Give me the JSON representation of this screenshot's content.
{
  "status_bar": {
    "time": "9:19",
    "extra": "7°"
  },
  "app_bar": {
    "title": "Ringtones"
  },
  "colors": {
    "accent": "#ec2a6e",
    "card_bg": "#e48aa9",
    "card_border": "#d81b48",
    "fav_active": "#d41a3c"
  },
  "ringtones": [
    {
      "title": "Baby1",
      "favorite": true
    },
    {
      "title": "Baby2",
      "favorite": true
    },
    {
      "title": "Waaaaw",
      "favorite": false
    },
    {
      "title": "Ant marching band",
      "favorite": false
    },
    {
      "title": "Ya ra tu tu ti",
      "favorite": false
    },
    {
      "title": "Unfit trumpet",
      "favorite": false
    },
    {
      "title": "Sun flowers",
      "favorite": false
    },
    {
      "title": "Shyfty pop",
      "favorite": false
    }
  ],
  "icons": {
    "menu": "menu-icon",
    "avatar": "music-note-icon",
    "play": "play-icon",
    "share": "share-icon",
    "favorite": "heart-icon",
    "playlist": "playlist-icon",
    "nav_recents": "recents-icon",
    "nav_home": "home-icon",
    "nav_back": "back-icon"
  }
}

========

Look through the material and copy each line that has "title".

RESPONSE AREA:
    "title": "Ringtones"
      "title": "Baby1",
      "title": "Baby2",
      "title": "Waaaaw",
      "title": "Ant marching band",
      "title": "Ya ra tu tu ti",
      "title": "Unfit trumpet",
      "title": "Sun flowers",
      "title": "Shyfty pop",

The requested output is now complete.